"...Online Newsletter from the Pittsburg State University College of Arts and Sciences"

Face-to-face with a Nobel Prize Winner


This semester three Physics graduate students from Pittsburg State University-Yu Bo, Tushar Deshpande, and Xiong Qiang-had an experience that very few people have; they met face to face with a Nobel Prize winning scientist, James Watson Cronin.

Cronin, who won the Nobel Prize in Physics in 1980 , was in Wichita to give his Watkins Prize Lecture. He spoke to the crowd about physics in down to earth terms.

"When Andy Roddick serves a tennis ball with the speed of a hundred miles per hour," said Cronin, "this ball gets a great deal of energy. It is amazing that nature reveals physical processes that can pump up the energy of a tiny little particle, proton, up to that energy of a tennis ball served by Andy."

Dr Cronin was a pioneer of the Pierre Auger experiment. This experiment,  which is currently maintained by an international collaboration of 400 scientists from more than 40 universities in 19 countries, has the objective of studying the highest energy cosmic rays.

"We have built a state-of-the-art physics instrument in a place named Pampa Amarilla, located near the city of Malargüe (province of Mendoza, Argentina), in order to catch those extremely energetic invisible particles coming from outer space," Cronin explained. 

The visit of Dr Cronin to Kansas was not a coincidence. The consortium of six major Kansas colleges, including PSU, is willing to join the Auger Collaboration in order to build the second instrument, much bigger than the first one in Argentina, to be right on the border of Colorado and Kansas.
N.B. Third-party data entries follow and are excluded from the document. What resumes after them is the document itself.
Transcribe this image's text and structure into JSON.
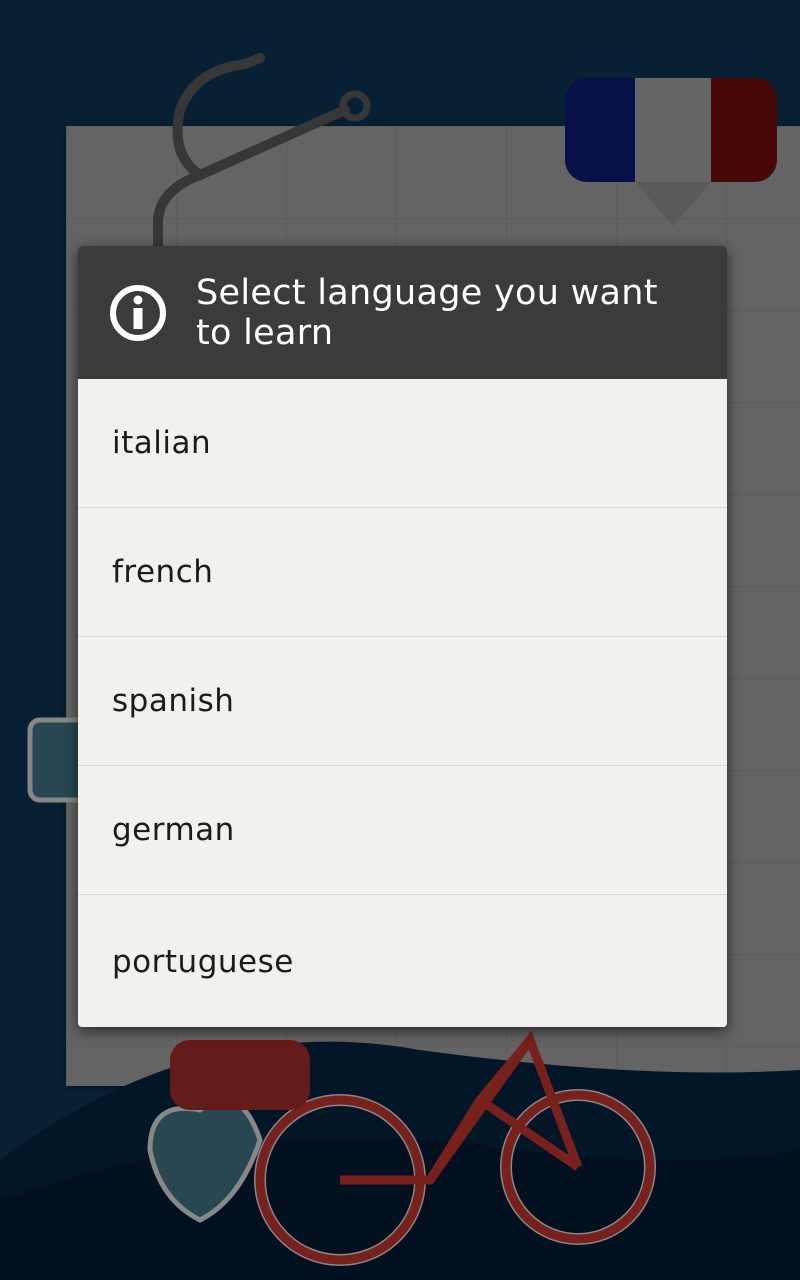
{
  "dialog": {
    "title": "Select language you want to learn",
    "icon": "info-icon",
    "options": [
      "italian",
      "french",
      "spanish",
      "german",
      "portuguese"
    ]
  },
  "background": {
    "flag_icon": "french-flag-icon",
    "colors": {
      "page_bg": "#0d3250",
      "flag_blue": "#0a1a6e",
      "flag_white": "#9c9c9c",
      "flag_red": "#6e0d0d"
    }
  }
}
The observatory site would cover an area of 8,000 square miles.  The project would bring educational benefits to the region, attract tourists around the world, and create jobs.

Alex Konopelko, Assistant Professor of Physics at Pittsburg state, who sponsored the trip to Wichita, was very excited by what he heard.

"Where do these extremely energetic particles come from, explosion of a dead star, merge of a few galaxies like ours?" asked Konopelko. "Such questions inspire modern physicists all over the world."

Dr Cronin, who was born and raised in Chicago, Illinois, attended Southern Methodist University in Dallas, Texas.  SMU has approximately the same number of undergraduates as Pittsburg State and is where future Nobel Prize winner got his passion for physics.  Konopelko hopes students from PSU can receive the same sort of passion.

"The PSU students had a long and very dynamic chat with Cronin about-guess what-everything," he said.  

"Is it hard to be a Physics professor at the University of Chicago?" one asked.

"Well, sometimes, but it was always fun for me," responded Dr Cronin.

"Have you ever been to China?" asked Yu Bo, who is himself from China.

"Yes. Once I was invited to the Peking University for a talk. I remember we had dinner together with the University's President. He likes jokes I like jokes too. It was a great time."

At the end of the conversation, they said their goodbyes.

"Goodbye, Professor Cronin!",

"Jim, call me Jim, and hope to see you guys again!"         

Do YOU have a story?

If so, contact us!